- Managing therapy or monitoring a health condition
- Washing and bathing
- Managing toilet needs or incontinence
- Dressing and undressing
- Communicating verbally
- Reading and understanding signs, symbols and words
- Engaging with other people face to face
- Making budgeting decisions
- Planning and following journeys
- Moving around
WASPI women demand answers from Rishi Sunak and Liz Truss [LATEST]
‘We should have the same!’ Woman, 67, laments frozen state pension [VIDEO]
Barclays issues warning as Britons lose £1.5million to vicious scam [INSIGHT]
The lower weekly rate is currently £61.85 for the daily living component and £24.45 for mobility.
The higher weekly rate is £92.40 for daily living and £64.50 for mobility.
Almost a third of claimants are receiving the highest amount.
PIP is usually paid every four weeks although claimants with a terminal illness can be paid every week.
The DWP will give a PIP claimant a “no end date” if they believe the condition will never get better or if a person has reached the state pension age of 66 years.
This allocation is known as an “indefinite award” and if a person has an indefinite award, which the DWP will usually review it every 10 years.
If a person doesn’t get an indefinite award, they will get PIP for a fixed amount of time and their claim will then be reviewed.
In a case where a person is awarded PIP for a fixed time of more than two years, the DWP will usually review the rate before it ends.

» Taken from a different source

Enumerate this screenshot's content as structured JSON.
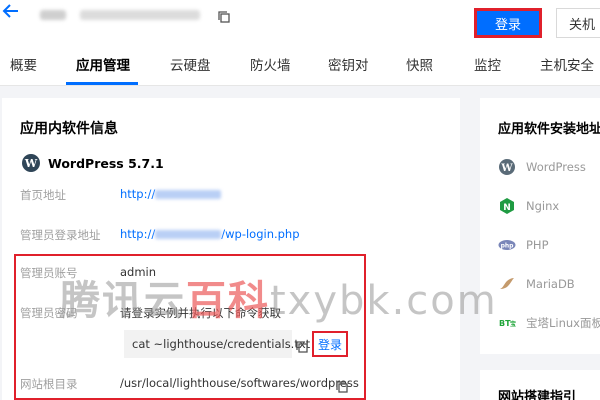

Some applicants will be assessed by an independent professional before their claim is finalised.
The professional will determine how their condition affects them.
This assessment can be over the phone or in person.
If a person disagrees with a decision about their claim, they can apply for a mandatory reconsideration.
This process also applies to claims for other benefits such as Universal Credit and Carer’s Allowance.
Source: Read Full Article